Source records ▸

--*--

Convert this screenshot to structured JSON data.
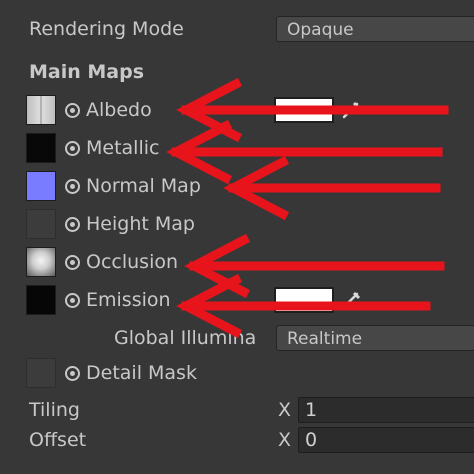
{
  "rendering_mode": {
    "label": "Rendering Mode",
    "value": "Opaque"
  },
  "section_title": "Main Maps",
  "maps": [
    {
      "label": "Albedo"
    },
    {
      "label": "Metallic"
    },
    {
      "label": "Normal Map"
    },
    {
      "label": "Height Map"
    },
    {
      "label": "Occlusion"
    },
    {
      "label": "Emission"
    }
  ],
  "global_illumination": {
    "label": "Global Illumina",
    "value": "Realtime"
  },
  "detail_mask": {
    "label": "Detail Mask"
  },
  "tiling": {
    "label": "Tiling",
    "axis": "X",
    "value": "1"
  },
  "offset": {
    "label": "Offset",
    "axis": "X",
    "value": "0"
  },
  "colors": {
    "background": "#373737",
    "annotation_arrow": "#e8141c",
    "normal_map_thumb": "#7c7cff",
    "swatch": "#ffffff"
  }
}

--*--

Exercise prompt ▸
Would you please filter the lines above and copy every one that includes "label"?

Output for this task ▸
    "label": "Rendering Mode",
      "label": "Albedo"
      "label": "Metallic"
      "label": "Normal Map"
      "label": "Height Map"
      "label": "Occlusion"
      "label": "Emission"
    "label": "Global Illumina",
    "label": "Detail Mask"
    "label": "Tiling",
    "label": "Offset",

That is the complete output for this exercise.